- [Activity]: Write out the following records exactly, each one in full.

Stored items
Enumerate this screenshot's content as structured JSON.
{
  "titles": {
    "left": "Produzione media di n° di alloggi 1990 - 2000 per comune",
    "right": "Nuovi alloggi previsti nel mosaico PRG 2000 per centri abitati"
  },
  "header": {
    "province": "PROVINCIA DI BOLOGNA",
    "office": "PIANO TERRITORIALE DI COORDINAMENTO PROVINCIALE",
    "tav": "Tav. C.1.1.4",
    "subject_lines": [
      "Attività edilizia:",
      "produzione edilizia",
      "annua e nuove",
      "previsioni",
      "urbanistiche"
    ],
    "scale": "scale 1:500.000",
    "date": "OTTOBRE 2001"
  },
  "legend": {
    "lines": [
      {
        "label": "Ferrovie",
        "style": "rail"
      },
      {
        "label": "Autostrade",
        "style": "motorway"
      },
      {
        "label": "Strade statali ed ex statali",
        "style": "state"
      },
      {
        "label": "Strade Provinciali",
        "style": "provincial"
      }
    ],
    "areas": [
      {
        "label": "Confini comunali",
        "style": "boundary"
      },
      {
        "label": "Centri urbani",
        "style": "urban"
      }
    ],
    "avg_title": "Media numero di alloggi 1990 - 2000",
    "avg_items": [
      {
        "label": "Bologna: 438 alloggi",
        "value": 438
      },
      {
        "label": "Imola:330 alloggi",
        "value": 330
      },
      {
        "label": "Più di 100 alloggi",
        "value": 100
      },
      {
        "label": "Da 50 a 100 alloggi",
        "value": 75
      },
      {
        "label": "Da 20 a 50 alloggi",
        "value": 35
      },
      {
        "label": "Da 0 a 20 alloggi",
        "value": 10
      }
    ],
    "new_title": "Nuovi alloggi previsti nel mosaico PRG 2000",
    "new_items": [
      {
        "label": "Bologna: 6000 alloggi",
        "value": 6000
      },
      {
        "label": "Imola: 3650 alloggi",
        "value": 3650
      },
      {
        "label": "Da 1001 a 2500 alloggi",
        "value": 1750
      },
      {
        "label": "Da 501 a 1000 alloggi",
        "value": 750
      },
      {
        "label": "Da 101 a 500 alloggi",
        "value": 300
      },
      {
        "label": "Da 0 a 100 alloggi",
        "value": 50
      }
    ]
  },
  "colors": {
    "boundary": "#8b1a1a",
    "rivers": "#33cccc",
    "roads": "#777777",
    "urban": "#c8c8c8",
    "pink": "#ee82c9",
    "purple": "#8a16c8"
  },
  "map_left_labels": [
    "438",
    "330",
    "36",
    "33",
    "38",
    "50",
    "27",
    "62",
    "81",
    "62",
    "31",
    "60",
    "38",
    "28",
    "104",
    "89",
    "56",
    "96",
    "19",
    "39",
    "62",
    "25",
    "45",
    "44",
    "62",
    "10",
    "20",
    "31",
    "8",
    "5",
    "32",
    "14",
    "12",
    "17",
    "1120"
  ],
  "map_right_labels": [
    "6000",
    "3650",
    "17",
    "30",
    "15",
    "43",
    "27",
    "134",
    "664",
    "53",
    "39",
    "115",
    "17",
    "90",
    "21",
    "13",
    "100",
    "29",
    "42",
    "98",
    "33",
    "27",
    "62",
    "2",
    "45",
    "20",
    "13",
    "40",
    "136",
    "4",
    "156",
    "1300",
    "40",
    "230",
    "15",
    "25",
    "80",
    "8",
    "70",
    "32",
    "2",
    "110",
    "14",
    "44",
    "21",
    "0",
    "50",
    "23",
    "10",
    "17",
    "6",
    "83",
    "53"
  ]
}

- [Task result]:
Enumerate this screenshot's content as structured JSON.
{
  "titles": {
    "left": "Produzione media di n° di alloggi 1990 - 2000 per comune",
    "right": "Nuovi alloggi previsti nel mosaico PRG 2000 per centri abitati"
  },
  "header": {
    "province": "PROVINCIA DI BOLOGNA",
    "office": "PIANO TERRITORIALE DI COORDINAMENTO PROVINCIALE",
    "tav": "Tav. C.1.1.4",
    "subject_lines": [
      "Attività edilizia:",
      "produzione edilizia",
      "annua e nuove",
      "previsioni",
      "urbanistiche"
    ],
    "scale": "scale 1:500.000",
    "date": "OTTOBRE 2001"
  },
  "legend": {
    "lines": [
      {
        "label": "Ferrovie",
        "style": "rail"
      },
      {
        "label": "Autostrade",
        "style": "motorway"
      },
      {
        "label": "Strade statali ed ex statali",
        "style": "state"
      },
      {
        "label": "Strade Provinciali",
        "style": "provincial"
      }
    ],
    "areas": [
      {
        "label": "Confini comunali",
        "style": "boundary"
      },
      {
        "label": "Centri urbani",
        "style": "urban"
      }
    ],
    "avg_title": "Media numero di alloggi 1990 - 2000",
    "avg_items": [
      {
        "label": "Bologna: 438 alloggi",
        "value": 438
      },
      {
        "label": "Imola:330 alloggi",
        "value": 330
      },
      {
        "label": "Più di 100 alloggi",
        "value": 100
      },
      {
        "label": "Da 50 a 100 alloggi",
        "value": 75
      },
      {
        "label": "Da 20 a 50 alloggi",
        "value": 35
      },
      {
        "label": "Da 0 a 20 alloggi",
        "value": 10
      }
    ],
    "new_title": "Nuovi alloggi previsti nel mosaico PRG 2000",
    "new_items": [
      {
        "label": "Bologna: 6000 alloggi",
        "value": 6000
      },
      {
        "label": "Imola: 3650 alloggi",
        "value": 3650
      },
      {
        "label": "Da 1001 a 2500 alloggi",
        "value": 1750
      },
      {
        "label": "Da 501 a 1000 alloggi",
        "value": 750
      },
      {
        "label": "Da 101 a 500 alloggi",
        "value": 300
      },
      {
        "label": "Da 0 a 100 alloggi",
        "value": 50
      }
    ]
  },
  "colors": {
    "boundary": "#8b1a1a",
    "rivers": "#33cccc",
    "roads": "#777777",
    "urban": "#c8c8c8",
    "pink": "#ee82c9",
    "purple": "#8a16c8"
  },
  "map_left_labels": [
    "438",
    "330",
    "36",
    "33",
    "38",
    "50",
    "27",
    "62",
    "81",
    "62",
    "31",
    "60",
    "38",
    "28",
    "104",
    "89",
    "56",
    "96",
    "19",
    "39",
    "62",
    "25",
    "45",
    "44",
    "62",
    "10",
    "20",
    "31",
    "8",
    "5",
    "32",
    "14",
    "12",
    "17",
    "1120"
  ],
  "map_right_labels": [
    "6000",
    "3650",
    "17",
    "30",
    "15",
    "43",
    "27",
    "134",
    "664",
    "53",
    "39",
    "115",
    "17",
    "90",
    "21",
    "13",
    "100",
    "29",
    "42",
    "98",
    "33",
    "27",
    "62",
    "2",
    "45",
    "20",
    "13",
    "40",
    "136",
    "4",
    "156",
    "1300",
    "40",
    "230",
    "15",
    "25",
    "80",
    "8",
    "70",
    "32",
    "2",
    "110",
    "14",
    "44",
    "21",
    "0",
    "50",
    "23",
    "10",
    "17",
    "6",
    "83",
    "53"
  ]
}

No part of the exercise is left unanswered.